### Problem
Reproduce all of the records word for word, omitting the pictures.

### Record set

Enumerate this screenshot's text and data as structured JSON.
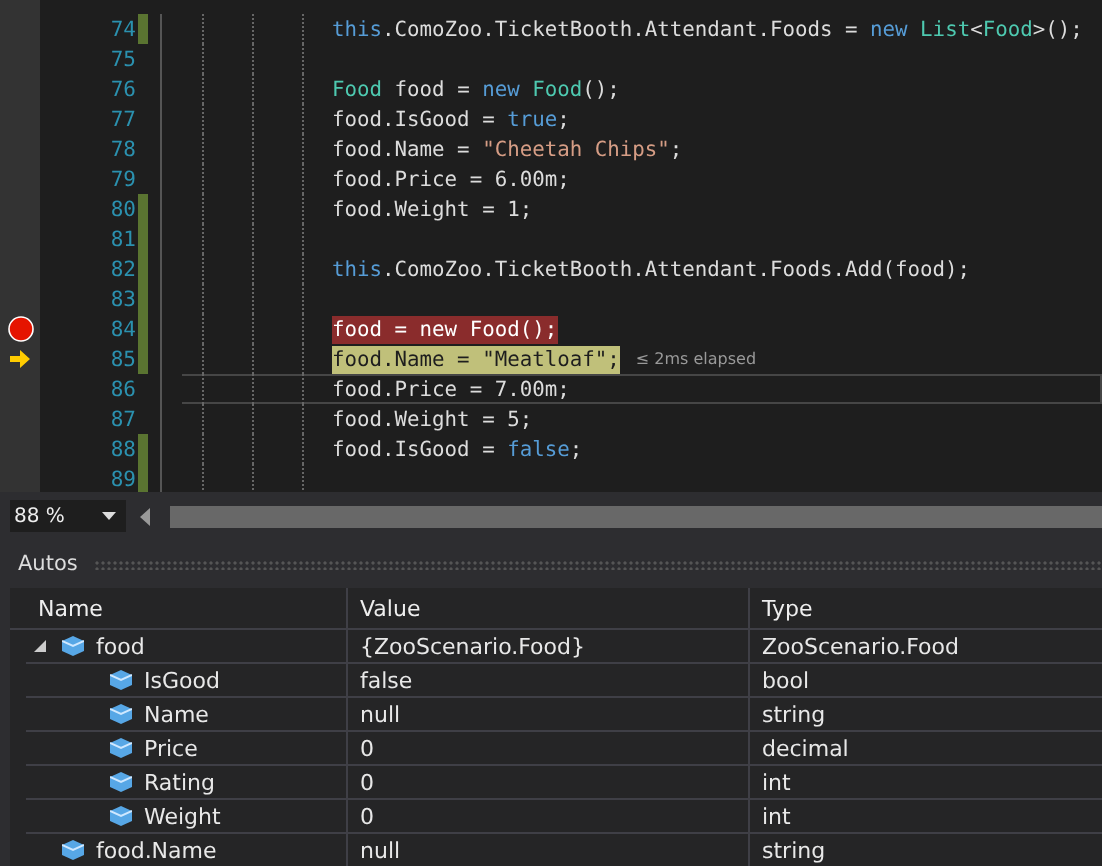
{
  "editor": {
    "lines": [
      {
        "number": "74",
        "changed": true,
        "kind": "normal",
        "tokens": [
          {
            "kind": "keyword",
            "text": "this"
          },
          {
            "kind": "plain",
            "text": ".ComoZoo.TicketBooth.Attendant.Foods = "
          },
          {
            "kind": "keyword",
            "text": "new"
          },
          {
            "kind": "type",
            "text": " List"
          },
          {
            "kind": "plain",
            "text": "<"
          },
          {
            "kind": "type",
            "text": "Food"
          },
          {
            "kind": "plain",
            "text": ">();"
          }
        ]
      },
      {
        "number": "75",
        "changed": false,
        "kind": "normal"
      },
      {
        "number": "76",
        "changed": false,
        "kind": "normal",
        "tokens": [
          {
            "kind": "type",
            "text": "Food"
          },
          {
            "kind": "plain",
            "text": " food = "
          },
          {
            "kind": "keyword",
            "text": "new"
          },
          {
            "kind": "type",
            "text": " Food"
          },
          {
            "kind": "plain",
            "text": "();"
          }
        ]
      },
      {
        "number": "77",
        "changed": false,
        "kind": "normal",
        "tokens": [
          {
            "kind": "plain",
            "text": "food.IsGood = "
          },
          {
            "kind": "keyword",
            "text": "true"
          },
          {
            "kind": "plain",
            "text": ";"
          }
        ]
      },
      {
        "number": "78",
        "changed": false,
        "kind": "normal",
        "tokens": [
          {
            "kind": "plain",
            "text": "food.Name = "
          },
          {
            "kind": "string",
            "text": "\"Cheetah Chips\""
          },
          {
            "kind": "plain",
            "text": ";"
          }
        ]
      },
      {
        "number": "79",
        "changed": false,
        "kind": "normal",
        "tokens": [
          {
            "kind": "plain",
            "text": "food.Price = 6.00m;"
          }
        ]
      },
      {
        "number": "80",
        "changed": true,
        "kind": "normal",
        "tokens": [
          {
            "kind": "plain",
            "text": "food.Weight = 1;"
          }
        ]
      },
      {
        "number": "81",
        "changed": true,
        "kind": "normal"
      },
      {
        "number": "82",
        "changed": true,
        "kind": "normal",
        "tokens": [
          {
            "kind": "keyword",
            "text": "this"
          },
          {
            "kind": "plain",
            "text": ".ComoZoo.TicketBooth.Attendant.Foods.Add(food);"
          }
        ]
      },
      {
        "number": "83",
        "changed": true,
        "kind": "normal"
      },
      {
        "number": "84",
        "changed": true,
        "kind": "breakpoint",
        "tokens": [
          {
            "kind": "plain",
            "text": "food = new Food();"
          }
        ]
      },
      {
        "number": "85",
        "changed": true,
        "kind": "current",
        "tokens": [
          {
            "kind": "plain",
            "text": "food.Name = \"Meatloaf\";"
          }
        ],
        "perf_tip": "≤ 2ms elapsed"
      },
      {
        "number": "86",
        "changed": false,
        "kind": "caret",
        "tokens": [
          {
            "kind": "plain",
            "text": "food.Price = 7.00m;"
          }
        ]
      },
      {
        "number": "87",
        "changed": false,
        "kind": "normal",
        "tokens": [
          {
            "kind": "plain",
            "text": "food.Weight = 5;"
          }
        ]
      },
      {
        "number": "88",
        "changed": true,
        "kind": "normal",
        "tokens": [
          {
            "kind": "plain",
            "text": "food.IsGood = "
          },
          {
            "kind": "keyword",
            "text": "false"
          },
          {
            "kind": "plain",
            "text": ";"
          }
        ]
      },
      {
        "number": "89",
        "changed": true,
        "kind": "normal"
      }
    ],
    "zoom": "88 %"
  },
  "autos": {
    "title": "Autos",
    "columns": [
      "Name",
      "Value",
      "Type"
    ],
    "rows": [
      {
        "name": "food",
        "value": "{ZooScenario.Food}",
        "type": "ZooScenario.Food",
        "expanded": true,
        "children": [
          {
            "name": "IsGood",
            "value": "false",
            "type": "bool"
          },
          {
            "name": "Name",
            "value": "null",
            "type": "string"
          },
          {
            "name": "Price",
            "value": "0",
            "type": "decimal"
          },
          {
            "name": "Rating",
            "value": "0",
            "type": "int"
          },
          {
            "name": "Weight",
            "value": "0",
            "type": "int"
          }
        ]
      },
      {
        "name": "food.Name",
        "value": "null",
        "type": "string"
      }
    ]
  }
}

### Solution to this problem
Enumerate this screenshot's text and data as structured JSON.
{
  "editor": {
    "lines": [
      {
        "number": "74",
        "changed": true,
        "kind": "normal",
        "tokens": [
          {
            "kind": "keyword",
            "text": "this"
          },
          {
            "kind": "plain",
            "text": ".ComoZoo.TicketBooth.Attendant.Foods = "
          },
          {
            "kind": "keyword",
            "text": "new"
          },
          {
            "kind": "type",
            "text": " List"
          },
          {
            "kind": "plain",
            "text": "<"
          },
          {
            "kind": "type",
            "text": "Food"
          },
          {
            "kind": "plain",
            "text": ">();"
          }
        ]
      },
      {
        "number": "75",
        "changed": false,
        "kind": "normal"
      },
      {
        "number": "76",
        "changed": false,
        "kind": "normal",
        "tokens": [
          {
            "kind": "type",
            "text": "Food"
          },
          {
            "kind": "plain",
            "text": " food = "
          },
          {
            "kind": "keyword",
            "text": "new"
          },
          {
            "kind": "type",
            "text": " Food"
          },
          {
            "kind": "plain",
            "text": "();"
          }
        ]
      },
      {
        "number": "77",
        "changed": false,
        "kind": "normal",
        "tokens": [
          {
            "kind": "plain",
            "text": "food.IsGood = "
          },
          {
            "kind": "keyword",
            "text": "true"
          },
          {
            "kind": "plain",
            "text": ";"
          }
        ]
      },
      {
        "number": "78",
        "changed": false,
        "kind": "normal",
        "tokens": [
          {
            "kind": "plain",
            "text": "food.Name = "
          },
          {
            "kind": "string",
            "text": "\"Cheetah Chips\""
          },
          {
            "kind": "plain",
            "text": ";"
          }
        ]
      },
      {
        "number": "79",
        "changed": false,
        "kind": "normal",
        "tokens": [
          {
            "kind": "plain",
            "text": "food.Price = 6.00m;"
          }
        ]
      },
      {
        "number": "80",
        "changed": true,
        "kind": "normal",
        "tokens": [
          {
            "kind": "plain",
            "text": "food.Weight = 1;"
          }
        ]
      },
      {
        "number": "81",
        "changed": true,
        "kind": "normal"
      },
      {
        "number": "82",
        "changed": true,
        "kind": "normal",
        "tokens": [
          {
            "kind": "keyword",
            "text": "this"
          },
          {
            "kind": "plain",
            "text": ".ComoZoo.TicketBooth.Attendant.Foods.Add(food);"
          }
        ]
      },
      {
        "number": "83",
        "changed": true,
        "kind": "normal"
      },
      {
        "number": "84",
        "changed": true,
        "kind": "breakpoint",
        "tokens": [
          {
            "kind": "plain",
            "text": "food = new Food();"
          }
        ]
      },
      {
        "number": "85",
        "changed": true,
        "kind": "current",
        "tokens": [
          {
            "kind": "plain",
            "text": "food.Name = \"Meatloaf\";"
          }
        ],
        "perf_tip": "≤ 2ms elapsed"
      },
      {
        "number": "86",
        "changed": false,
        "kind": "caret",
        "tokens": [
          {
            "kind": "plain",
            "text": "food.Price = 7.00m;"
          }
        ]
      },
      {
        "number": "87",
        "changed": false,
        "kind": "normal",
        "tokens": [
          {
            "kind": "plain",
            "text": "food.Weight = 5;"
          }
        ]
      },
      {
        "number": "88",
        "changed": true,
        "kind": "normal",
        "tokens": [
          {
            "kind": "plain",
            "text": "food.IsGood = "
          },
          {
            "kind": "keyword",
            "text": "false"
          },
          {
            "kind": "plain",
            "text": ";"
          }
        ]
      },
      {
        "number": "89",
        "changed": true,
        "kind": "normal"
      }
    ],
    "zoom": "88 %"
  },
  "autos": {
    "title": "Autos",
    "columns": [
      "Name",
      "Value",
      "Type"
    ],
    "rows": [
      {
        "name": "food",
        "value": "{ZooScenario.Food}",
        "type": "ZooScenario.Food",
        "expanded": true,
        "children": [
          {
            "name": "IsGood",
            "value": "false",
            "type": "bool"
          },
          {
            "name": "Name",
            "value": "null",
            "type": "string"
          },
          {
            "name": "Price",
            "value": "0",
            "type": "decimal"
          },
          {
            "name": "Rating",
            "value": "0",
            "type": "int"
          },
          {
            "name": "Weight",
            "value": "0",
            "type": "int"
          }
        ]
      },
      {
        "name": "food.Name",
        "value": "null",
        "type": "string"
      }
    ]
  }
}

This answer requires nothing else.